EXERCISE AIM: Only lines with the word "this" belong in the answer; copy them from the records below.

ENTRIES SUPPLIED:

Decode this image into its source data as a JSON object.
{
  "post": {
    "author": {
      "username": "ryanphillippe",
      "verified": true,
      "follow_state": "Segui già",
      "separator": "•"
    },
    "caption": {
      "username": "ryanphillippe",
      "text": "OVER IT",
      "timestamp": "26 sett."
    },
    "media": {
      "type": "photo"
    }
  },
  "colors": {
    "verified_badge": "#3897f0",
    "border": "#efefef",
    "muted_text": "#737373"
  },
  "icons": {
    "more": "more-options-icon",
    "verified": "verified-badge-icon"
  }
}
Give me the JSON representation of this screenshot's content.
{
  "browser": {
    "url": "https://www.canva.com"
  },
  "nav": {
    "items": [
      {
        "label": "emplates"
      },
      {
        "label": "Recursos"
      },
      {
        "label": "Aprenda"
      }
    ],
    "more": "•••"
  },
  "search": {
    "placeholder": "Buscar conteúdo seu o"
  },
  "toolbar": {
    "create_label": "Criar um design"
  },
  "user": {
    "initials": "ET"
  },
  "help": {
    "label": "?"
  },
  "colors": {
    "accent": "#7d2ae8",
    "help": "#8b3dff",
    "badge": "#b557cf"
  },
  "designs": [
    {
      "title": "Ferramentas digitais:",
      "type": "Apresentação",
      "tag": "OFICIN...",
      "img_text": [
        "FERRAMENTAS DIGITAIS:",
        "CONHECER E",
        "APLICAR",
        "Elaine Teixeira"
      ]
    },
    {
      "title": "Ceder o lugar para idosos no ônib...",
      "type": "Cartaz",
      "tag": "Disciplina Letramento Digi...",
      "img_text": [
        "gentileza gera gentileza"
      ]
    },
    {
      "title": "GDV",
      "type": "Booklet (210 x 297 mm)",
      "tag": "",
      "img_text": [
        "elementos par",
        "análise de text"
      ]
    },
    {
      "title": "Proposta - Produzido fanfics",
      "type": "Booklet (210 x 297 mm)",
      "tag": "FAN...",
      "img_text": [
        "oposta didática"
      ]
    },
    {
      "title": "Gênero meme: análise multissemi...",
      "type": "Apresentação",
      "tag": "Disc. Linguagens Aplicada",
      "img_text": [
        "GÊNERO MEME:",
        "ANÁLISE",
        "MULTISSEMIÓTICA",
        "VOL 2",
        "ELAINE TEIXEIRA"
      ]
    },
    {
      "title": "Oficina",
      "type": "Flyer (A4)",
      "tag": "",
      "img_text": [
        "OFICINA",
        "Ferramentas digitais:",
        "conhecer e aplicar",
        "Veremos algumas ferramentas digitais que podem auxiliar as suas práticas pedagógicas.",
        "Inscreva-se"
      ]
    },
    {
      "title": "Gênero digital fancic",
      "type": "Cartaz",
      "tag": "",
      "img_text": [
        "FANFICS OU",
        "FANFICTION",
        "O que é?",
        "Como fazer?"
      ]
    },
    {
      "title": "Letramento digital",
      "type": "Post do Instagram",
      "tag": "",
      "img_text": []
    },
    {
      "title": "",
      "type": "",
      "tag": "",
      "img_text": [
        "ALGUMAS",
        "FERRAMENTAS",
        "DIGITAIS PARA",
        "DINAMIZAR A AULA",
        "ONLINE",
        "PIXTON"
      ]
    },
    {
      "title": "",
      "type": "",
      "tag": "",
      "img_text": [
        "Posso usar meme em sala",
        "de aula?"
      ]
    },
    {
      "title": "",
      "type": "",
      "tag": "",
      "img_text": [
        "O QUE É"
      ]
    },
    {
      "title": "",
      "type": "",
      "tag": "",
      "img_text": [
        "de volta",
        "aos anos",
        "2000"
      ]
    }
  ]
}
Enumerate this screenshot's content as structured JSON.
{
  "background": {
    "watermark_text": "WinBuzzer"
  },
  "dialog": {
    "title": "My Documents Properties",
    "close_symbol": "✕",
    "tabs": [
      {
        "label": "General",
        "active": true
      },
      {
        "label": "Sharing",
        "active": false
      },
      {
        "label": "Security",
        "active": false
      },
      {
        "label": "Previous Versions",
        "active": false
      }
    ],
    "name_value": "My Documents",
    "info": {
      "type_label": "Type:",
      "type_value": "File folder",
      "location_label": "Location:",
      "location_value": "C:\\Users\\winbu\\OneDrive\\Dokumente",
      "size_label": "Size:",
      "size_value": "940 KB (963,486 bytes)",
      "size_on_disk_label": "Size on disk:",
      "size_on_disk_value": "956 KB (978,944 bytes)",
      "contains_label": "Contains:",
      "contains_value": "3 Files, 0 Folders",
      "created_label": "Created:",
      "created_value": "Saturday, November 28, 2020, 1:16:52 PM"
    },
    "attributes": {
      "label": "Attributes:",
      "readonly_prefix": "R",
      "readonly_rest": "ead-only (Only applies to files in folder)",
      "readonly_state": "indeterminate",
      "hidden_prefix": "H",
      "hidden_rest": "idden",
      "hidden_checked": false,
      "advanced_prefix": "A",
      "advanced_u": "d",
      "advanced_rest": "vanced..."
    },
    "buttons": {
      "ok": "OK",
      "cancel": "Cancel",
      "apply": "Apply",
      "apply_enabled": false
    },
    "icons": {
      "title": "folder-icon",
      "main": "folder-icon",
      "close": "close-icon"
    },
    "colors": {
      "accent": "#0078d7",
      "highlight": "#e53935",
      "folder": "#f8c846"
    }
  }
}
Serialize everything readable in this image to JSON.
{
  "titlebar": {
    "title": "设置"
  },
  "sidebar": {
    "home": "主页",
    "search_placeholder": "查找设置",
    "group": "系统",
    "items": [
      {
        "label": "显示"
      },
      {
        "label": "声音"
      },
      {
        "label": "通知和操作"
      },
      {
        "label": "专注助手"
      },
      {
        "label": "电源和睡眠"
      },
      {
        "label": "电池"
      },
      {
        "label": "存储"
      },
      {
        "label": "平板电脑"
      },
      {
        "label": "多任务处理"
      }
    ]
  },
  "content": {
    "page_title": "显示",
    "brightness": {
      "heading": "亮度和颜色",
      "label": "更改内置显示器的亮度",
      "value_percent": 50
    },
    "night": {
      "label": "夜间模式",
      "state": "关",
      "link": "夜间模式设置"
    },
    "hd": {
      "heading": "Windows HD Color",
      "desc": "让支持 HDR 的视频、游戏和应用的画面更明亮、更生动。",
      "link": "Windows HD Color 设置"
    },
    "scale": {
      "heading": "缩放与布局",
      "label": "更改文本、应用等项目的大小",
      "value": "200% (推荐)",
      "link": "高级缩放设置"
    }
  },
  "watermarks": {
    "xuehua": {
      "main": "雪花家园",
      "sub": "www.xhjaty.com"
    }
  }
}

RESULT:
Decode this image into its source data as a JSON object.
Give me the JSON representation of this screenshot's content.
Enumerate this screenshot's content as structured JSON.
Serialize everything readable in this image to JSON.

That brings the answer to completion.